### INSTRUCTIONS TO FOLLOW:
Give back all of the data, word for word.

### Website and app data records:
##############################

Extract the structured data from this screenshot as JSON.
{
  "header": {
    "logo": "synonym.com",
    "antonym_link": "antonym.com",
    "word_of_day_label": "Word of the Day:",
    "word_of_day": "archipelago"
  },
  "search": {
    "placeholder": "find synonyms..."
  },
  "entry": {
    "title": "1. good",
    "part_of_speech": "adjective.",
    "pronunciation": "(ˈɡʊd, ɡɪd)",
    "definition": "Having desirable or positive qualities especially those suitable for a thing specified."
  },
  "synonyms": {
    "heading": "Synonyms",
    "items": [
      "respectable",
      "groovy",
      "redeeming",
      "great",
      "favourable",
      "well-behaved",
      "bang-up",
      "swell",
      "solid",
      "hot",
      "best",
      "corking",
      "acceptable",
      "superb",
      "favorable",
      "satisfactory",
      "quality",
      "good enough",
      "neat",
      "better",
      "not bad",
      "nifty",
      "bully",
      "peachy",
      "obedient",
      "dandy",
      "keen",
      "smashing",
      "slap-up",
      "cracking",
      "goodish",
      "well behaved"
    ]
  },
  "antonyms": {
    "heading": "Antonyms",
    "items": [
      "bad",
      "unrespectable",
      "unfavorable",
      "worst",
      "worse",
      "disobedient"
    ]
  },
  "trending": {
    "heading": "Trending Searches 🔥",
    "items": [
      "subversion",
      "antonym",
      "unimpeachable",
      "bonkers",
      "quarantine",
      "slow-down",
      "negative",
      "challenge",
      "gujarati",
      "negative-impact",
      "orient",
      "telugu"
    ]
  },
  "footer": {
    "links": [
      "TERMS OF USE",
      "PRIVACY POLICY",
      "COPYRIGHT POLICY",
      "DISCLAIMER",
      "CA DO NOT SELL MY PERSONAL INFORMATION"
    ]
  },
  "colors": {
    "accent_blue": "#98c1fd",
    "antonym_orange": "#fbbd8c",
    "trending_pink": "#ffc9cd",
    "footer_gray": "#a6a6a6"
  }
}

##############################

### EXERCISE SOLUTION:
Extract the structured data from this screenshot as JSON.
{
  "header": {
    "logo": "synonym.com",
    "antonym_link": "antonym.com",
    "word_of_day_label": "Word of the Day:",
    "word_of_day": "archipelago"
  },
  "search": {
    "placeholder": "find synonyms..."
  },
  "entry": {
    "title": "1. good",
    "part_of_speech": "adjective.",
    "pronunciation": "(ˈɡʊd, ɡɪd)",
    "definition": "Having desirable or positive qualities especially those suitable for a thing specified."
  },
  "synonyms": {
    "heading": "Synonyms",
    "items": [
      "respectable",
      "groovy",
      "redeeming",
      "great",
      "favourable",
      "well-behaved",
      "bang-up",
      "swell",
      "solid",
      "hot",
      "best",
      "corking",
      "acceptable",
      "superb",
      "favorable",
      "satisfactory",
      "quality",
      "good enough",
      "neat",
      "better",
      "not bad",
      "nifty",
      "bully",
      "peachy",
      "obedient",
      "dandy",
      "keen",
      "smashing",
      "slap-up",
      "cracking",
      "goodish",
      "well behaved"
    ]
  },
  "antonyms": {
    "heading": "Antonyms",
    "items": [
      "bad",
      "unrespectable",
      "unfavorable",
      "worst",
      "worse",
      "disobedient"
    ]
  },
  "trending": {
    "heading": "Trending Searches 🔥",
    "items": [
      "subversion",
      "antonym",
      "unimpeachable",
      "bonkers",
      "quarantine",
      "slow-down",
      "negative",
      "challenge",
      "gujarati",
      "negative-impact",
      "orient",
      "telugu"
    ]
  },
  "footer": {
    "links": [
      "TERMS OF USE",
      "PRIVACY POLICY",
      "COPYRIGHT POLICY",
      "DISCLAIMER",
      "CA DO NOT SELL MY PERSONAL INFORMATION"
    ]
  },
  "colors": {
    "accent_blue": "#98c1fd",
    "antonym_orange": "#fbbd8c",
    "trending_pink": "#ffc9cd",
    "footer_gray": "#a6a6a6"
  }
}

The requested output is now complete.